**** Data to use ****

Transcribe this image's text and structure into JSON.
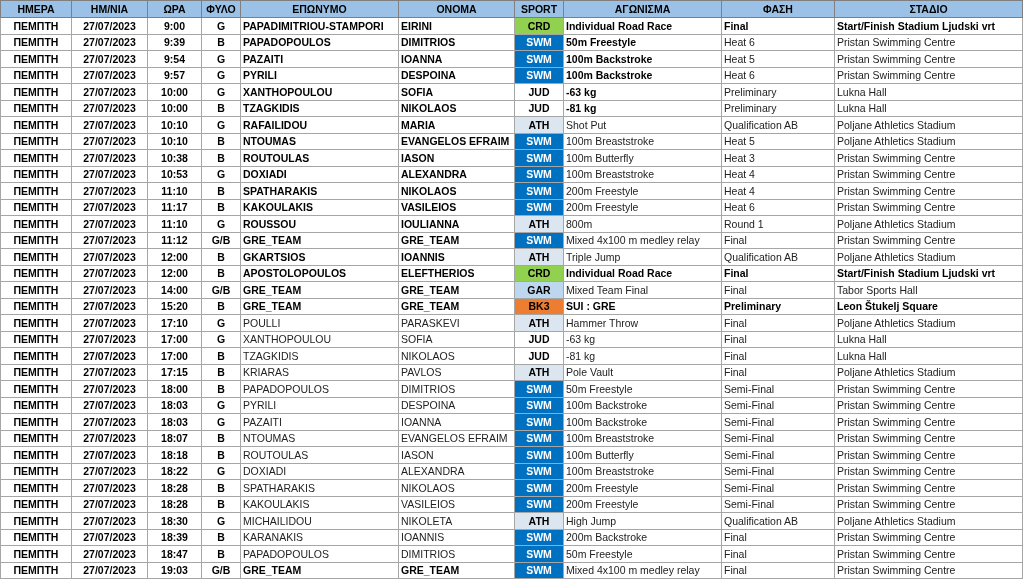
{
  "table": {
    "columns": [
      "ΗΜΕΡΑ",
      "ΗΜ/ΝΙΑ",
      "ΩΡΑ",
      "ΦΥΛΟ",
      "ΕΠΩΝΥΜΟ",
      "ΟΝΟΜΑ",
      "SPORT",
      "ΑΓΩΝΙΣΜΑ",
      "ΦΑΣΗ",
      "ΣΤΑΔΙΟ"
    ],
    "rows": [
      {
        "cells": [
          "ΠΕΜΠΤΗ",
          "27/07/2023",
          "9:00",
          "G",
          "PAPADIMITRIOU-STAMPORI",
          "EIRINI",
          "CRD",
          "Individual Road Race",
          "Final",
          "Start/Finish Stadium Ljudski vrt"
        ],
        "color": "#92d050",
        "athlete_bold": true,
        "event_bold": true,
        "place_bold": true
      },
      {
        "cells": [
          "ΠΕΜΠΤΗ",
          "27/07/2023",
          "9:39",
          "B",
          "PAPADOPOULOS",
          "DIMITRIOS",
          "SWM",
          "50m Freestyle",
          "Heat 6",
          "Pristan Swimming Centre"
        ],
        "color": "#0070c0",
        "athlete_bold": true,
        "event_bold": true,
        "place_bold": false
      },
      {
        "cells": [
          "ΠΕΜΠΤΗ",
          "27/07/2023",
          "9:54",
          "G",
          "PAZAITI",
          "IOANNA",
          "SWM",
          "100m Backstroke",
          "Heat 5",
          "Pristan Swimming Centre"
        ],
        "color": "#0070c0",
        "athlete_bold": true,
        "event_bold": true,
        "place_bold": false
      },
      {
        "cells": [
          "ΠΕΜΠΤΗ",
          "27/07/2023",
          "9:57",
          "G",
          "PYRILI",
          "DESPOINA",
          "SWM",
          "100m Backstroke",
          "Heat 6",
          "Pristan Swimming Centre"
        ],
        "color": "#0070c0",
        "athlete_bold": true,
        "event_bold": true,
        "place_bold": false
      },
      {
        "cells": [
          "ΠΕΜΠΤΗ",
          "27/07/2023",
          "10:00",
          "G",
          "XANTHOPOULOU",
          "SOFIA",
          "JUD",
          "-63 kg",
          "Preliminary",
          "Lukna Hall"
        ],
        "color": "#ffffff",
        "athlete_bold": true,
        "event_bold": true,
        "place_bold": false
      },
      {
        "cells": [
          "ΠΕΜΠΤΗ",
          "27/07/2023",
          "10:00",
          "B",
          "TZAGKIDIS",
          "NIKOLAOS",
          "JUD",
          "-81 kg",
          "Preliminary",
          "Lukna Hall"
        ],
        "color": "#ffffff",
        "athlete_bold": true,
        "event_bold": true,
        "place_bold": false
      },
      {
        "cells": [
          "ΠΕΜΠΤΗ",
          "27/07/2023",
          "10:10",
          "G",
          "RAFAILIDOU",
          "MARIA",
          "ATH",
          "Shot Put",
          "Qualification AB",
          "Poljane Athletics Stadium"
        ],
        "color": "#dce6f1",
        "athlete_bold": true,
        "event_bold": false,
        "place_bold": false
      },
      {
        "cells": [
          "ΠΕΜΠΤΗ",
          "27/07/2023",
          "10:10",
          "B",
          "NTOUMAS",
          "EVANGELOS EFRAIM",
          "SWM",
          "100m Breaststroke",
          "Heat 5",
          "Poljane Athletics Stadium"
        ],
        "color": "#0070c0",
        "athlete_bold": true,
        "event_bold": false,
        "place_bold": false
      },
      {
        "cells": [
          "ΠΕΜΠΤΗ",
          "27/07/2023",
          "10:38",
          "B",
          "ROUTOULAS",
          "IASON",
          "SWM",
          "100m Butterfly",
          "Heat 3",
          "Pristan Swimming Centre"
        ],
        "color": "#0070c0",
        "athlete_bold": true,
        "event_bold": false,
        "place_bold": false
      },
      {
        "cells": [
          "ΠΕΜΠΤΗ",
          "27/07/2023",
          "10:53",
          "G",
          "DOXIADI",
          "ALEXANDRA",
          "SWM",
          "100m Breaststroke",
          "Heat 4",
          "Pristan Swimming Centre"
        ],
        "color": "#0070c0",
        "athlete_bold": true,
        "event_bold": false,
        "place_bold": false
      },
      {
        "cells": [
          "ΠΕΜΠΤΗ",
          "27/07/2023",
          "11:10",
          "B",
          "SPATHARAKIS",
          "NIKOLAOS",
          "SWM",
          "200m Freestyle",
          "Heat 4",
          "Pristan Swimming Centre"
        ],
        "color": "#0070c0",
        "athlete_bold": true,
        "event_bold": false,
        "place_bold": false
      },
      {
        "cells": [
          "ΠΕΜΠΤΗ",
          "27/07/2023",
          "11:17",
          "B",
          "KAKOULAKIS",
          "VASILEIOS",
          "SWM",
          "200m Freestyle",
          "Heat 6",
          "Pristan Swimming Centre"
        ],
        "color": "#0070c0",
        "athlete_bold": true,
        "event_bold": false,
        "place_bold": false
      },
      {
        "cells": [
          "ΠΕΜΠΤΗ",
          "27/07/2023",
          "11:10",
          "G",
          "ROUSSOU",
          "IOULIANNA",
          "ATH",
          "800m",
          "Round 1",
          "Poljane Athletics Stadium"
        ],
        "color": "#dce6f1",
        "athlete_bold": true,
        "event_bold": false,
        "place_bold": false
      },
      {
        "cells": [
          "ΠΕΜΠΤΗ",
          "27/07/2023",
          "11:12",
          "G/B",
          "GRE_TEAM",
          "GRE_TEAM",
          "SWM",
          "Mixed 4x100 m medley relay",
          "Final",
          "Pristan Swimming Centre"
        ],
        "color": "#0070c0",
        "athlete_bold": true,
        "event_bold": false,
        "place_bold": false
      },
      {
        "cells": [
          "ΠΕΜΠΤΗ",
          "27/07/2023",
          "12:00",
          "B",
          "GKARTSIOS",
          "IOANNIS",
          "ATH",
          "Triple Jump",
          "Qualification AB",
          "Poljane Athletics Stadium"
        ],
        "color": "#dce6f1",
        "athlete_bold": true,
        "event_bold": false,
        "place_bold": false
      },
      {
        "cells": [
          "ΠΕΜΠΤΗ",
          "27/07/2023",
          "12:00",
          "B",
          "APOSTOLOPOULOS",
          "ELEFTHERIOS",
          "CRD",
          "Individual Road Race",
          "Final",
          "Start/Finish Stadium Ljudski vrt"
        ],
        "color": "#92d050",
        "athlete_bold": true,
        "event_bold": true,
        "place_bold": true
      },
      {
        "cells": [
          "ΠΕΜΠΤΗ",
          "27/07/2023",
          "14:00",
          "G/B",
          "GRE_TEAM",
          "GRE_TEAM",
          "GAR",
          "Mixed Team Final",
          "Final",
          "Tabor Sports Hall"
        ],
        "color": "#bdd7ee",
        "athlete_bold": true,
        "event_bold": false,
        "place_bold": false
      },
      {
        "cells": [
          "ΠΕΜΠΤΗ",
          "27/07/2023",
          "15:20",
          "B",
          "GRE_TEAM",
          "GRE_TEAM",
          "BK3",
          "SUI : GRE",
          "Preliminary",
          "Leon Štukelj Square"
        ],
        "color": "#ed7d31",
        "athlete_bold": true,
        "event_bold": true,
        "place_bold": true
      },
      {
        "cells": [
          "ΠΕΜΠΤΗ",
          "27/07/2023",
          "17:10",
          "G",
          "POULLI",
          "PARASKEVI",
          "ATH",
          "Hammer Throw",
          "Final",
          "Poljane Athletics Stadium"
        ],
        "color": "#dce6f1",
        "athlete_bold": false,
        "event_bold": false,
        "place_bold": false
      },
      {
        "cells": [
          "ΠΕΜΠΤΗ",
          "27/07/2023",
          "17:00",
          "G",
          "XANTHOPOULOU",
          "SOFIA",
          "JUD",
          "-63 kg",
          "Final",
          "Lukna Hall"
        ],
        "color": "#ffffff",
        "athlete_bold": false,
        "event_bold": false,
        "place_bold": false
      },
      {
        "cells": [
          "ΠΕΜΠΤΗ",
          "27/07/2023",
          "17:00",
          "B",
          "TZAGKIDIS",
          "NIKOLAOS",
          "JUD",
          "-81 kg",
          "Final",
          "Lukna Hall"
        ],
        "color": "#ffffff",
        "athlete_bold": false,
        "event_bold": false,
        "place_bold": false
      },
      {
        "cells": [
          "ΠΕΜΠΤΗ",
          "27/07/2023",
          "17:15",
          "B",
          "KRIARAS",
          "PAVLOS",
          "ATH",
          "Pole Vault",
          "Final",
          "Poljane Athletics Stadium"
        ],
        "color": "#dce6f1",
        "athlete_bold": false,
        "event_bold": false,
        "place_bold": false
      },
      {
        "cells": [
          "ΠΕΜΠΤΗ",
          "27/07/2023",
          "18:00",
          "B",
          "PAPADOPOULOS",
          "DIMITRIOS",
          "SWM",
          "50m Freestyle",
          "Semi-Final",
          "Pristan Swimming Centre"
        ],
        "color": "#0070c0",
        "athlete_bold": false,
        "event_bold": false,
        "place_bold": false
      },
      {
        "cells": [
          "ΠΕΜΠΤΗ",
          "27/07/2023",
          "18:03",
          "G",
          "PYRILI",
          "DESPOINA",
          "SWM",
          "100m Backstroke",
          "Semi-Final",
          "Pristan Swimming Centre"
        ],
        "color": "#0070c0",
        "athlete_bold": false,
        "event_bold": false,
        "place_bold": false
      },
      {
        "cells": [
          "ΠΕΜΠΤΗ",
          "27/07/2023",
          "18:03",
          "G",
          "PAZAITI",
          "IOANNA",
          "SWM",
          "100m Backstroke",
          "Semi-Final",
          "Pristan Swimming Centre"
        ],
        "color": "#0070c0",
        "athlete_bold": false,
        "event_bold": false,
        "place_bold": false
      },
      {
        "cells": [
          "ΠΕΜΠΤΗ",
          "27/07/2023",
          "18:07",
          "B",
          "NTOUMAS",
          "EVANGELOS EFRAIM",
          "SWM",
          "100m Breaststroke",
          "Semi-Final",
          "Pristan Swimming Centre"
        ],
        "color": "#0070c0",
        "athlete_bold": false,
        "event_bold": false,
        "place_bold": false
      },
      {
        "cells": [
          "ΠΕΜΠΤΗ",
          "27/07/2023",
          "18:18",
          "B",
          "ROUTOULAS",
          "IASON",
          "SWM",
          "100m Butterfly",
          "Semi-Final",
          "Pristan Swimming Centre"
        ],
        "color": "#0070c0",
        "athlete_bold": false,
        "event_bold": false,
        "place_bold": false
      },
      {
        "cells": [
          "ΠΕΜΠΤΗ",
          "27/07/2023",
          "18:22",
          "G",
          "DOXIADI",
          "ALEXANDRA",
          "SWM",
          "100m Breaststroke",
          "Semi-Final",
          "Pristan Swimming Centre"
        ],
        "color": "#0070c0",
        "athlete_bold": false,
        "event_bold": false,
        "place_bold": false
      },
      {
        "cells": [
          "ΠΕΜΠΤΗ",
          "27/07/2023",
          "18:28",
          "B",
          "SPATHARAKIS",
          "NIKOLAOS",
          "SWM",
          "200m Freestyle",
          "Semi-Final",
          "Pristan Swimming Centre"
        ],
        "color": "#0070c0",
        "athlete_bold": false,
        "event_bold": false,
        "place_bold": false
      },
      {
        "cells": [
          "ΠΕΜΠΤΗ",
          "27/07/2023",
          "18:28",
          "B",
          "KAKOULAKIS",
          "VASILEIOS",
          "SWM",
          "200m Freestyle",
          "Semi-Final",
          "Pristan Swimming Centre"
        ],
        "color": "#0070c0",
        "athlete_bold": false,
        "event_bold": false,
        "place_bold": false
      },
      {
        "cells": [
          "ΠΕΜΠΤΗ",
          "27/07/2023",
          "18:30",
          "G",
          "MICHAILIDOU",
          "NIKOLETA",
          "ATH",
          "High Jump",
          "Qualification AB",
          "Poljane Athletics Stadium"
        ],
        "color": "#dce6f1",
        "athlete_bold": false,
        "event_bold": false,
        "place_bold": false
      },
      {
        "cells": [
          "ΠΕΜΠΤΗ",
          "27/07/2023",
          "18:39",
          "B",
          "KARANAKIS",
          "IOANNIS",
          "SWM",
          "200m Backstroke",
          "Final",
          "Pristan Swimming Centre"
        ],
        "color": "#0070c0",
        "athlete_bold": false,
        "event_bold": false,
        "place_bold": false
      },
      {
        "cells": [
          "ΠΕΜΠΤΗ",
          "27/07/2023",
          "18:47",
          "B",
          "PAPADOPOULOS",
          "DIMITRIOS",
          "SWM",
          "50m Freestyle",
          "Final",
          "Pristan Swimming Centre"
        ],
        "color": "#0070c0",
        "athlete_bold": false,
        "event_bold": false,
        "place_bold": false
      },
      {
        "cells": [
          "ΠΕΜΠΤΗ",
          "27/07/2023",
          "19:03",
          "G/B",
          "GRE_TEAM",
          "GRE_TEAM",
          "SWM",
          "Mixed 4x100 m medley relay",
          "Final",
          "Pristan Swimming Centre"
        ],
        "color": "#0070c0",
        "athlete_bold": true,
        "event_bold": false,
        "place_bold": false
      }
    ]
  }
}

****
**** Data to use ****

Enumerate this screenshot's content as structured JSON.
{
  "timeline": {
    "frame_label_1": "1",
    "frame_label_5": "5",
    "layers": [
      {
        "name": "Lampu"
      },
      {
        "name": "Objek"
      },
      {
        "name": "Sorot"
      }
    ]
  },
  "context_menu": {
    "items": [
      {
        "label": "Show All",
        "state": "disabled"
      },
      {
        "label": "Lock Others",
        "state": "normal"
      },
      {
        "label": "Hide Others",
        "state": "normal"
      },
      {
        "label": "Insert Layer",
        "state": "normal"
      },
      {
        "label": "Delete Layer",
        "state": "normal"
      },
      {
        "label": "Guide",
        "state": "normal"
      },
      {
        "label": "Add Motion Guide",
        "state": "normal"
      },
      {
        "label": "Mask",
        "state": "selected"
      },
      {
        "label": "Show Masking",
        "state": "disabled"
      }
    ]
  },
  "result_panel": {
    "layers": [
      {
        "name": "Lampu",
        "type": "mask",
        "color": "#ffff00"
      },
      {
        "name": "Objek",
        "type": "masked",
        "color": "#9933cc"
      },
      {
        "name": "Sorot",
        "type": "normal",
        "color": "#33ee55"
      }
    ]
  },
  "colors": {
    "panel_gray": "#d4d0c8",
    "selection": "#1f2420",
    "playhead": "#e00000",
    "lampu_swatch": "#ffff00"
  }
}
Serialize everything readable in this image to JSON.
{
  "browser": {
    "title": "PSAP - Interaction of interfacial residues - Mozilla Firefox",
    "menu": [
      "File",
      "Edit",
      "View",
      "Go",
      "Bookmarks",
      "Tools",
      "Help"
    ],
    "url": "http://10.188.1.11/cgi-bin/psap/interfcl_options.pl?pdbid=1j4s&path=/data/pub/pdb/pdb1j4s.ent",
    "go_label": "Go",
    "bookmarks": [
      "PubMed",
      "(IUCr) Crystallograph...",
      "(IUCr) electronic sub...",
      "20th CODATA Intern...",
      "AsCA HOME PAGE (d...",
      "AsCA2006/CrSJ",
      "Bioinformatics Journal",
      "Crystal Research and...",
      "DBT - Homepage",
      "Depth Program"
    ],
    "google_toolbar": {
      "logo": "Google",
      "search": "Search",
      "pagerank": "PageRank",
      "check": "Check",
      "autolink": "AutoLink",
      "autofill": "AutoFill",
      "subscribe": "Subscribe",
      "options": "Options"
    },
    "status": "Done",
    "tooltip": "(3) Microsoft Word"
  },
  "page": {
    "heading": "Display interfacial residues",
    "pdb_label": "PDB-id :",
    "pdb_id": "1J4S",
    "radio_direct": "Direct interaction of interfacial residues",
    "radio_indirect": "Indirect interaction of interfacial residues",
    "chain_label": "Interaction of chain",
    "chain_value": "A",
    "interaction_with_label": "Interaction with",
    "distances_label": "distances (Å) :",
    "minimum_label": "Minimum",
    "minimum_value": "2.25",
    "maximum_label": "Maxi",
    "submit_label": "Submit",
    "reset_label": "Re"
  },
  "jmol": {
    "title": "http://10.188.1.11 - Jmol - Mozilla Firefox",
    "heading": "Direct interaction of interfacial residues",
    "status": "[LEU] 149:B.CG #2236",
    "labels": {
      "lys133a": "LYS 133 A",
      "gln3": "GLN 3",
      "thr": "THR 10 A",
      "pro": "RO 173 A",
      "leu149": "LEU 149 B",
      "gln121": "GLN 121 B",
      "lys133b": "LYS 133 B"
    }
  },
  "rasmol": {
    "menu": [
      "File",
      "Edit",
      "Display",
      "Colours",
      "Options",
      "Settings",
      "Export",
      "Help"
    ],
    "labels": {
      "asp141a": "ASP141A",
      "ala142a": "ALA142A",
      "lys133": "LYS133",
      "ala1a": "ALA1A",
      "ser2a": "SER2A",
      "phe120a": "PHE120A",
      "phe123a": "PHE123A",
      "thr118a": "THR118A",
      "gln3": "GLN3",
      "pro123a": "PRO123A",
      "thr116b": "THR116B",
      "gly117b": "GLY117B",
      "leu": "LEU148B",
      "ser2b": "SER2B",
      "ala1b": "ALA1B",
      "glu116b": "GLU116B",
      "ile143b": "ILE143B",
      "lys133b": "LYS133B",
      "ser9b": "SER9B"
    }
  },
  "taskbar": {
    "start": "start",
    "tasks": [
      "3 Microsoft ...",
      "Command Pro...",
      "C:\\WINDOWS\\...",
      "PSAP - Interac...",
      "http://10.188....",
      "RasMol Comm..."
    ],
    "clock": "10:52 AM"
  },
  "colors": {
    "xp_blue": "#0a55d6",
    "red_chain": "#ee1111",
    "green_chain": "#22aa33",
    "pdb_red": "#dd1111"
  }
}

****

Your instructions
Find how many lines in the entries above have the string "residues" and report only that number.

Answer section
5